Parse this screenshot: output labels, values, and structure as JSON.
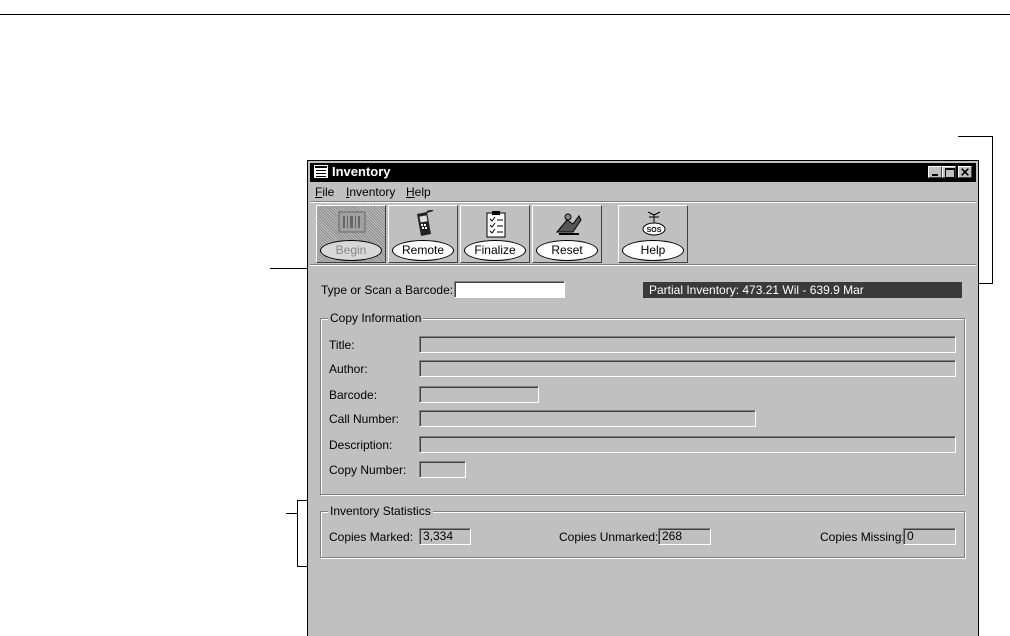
{
  "window": {
    "title": "Inventory"
  },
  "menu": [
    {
      "accel": "F",
      "rest": "ile"
    },
    {
      "accel": "I",
      "rest": "nventory"
    },
    {
      "accel": "H",
      "rest": "elp"
    }
  ],
  "toolbar": {
    "begin_label": "Begin",
    "remote_label": "Remote",
    "finalize_label": "Finalize",
    "reset_label": "Reset",
    "help_label": "Help"
  },
  "barcode_entry": {
    "label": "Type or Scan a Barcode:",
    "value": ""
  },
  "status_text": "Partial Inventory: 473.21 Wil - 639.9 Mar",
  "copy_info": {
    "legend": "Copy Information",
    "title_label": "Title:",
    "author_label": "Author:",
    "barcode_label": "Barcode:",
    "call_number_label": "Call Number:",
    "description_label": "Description:",
    "copy_number_label": "Copy Number:"
  },
  "stats": {
    "legend": "Inventory Statistics",
    "marked_label": "Copies Marked:",
    "marked_value": "3,334",
    "unmarked_label": "Copies Unmarked:",
    "unmarked_value": "268",
    "missing_label": "Copies Missing:",
    "missing_value": "0"
  }
}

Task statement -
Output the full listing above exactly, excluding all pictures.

Task solution -
Parse this screenshot: output labels, values, and structure as JSON.
{
  "window": {
    "title": "Inventory"
  },
  "menu": [
    {
      "accel": "F",
      "rest": "ile"
    },
    {
      "accel": "I",
      "rest": "nventory"
    },
    {
      "accel": "H",
      "rest": "elp"
    }
  ],
  "toolbar": {
    "begin_label": "Begin",
    "remote_label": "Remote",
    "finalize_label": "Finalize",
    "reset_label": "Reset",
    "help_label": "Help"
  },
  "barcode_entry": {
    "label": "Type or Scan a Barcode:",
    "value": ""
  },
  "status_text": "Partial Inventory: 473.21 Wil - 639.9 Mar",
  "copy_info": {
    "legend": "Copy Information",
    "title_label": "Title:",
    "author_label": "Author:",
    "barcode_label": "Barcode:",
    "call_number_label": "Call Number:",
    "description_label": "Description:",
    "copy_number_label": "Copy Number:"
  },
  "stats": {
    "legend": "Inventory Statistics",
    "marked_label": "Copies Marked:",
    "marked_value": "3,334",
    "unmarked_label": "Copies Unmarked:",
    "unmarked_value": "268",
    "missing_label": "Copies Missing:",
    "missing_value": "0"
  }
}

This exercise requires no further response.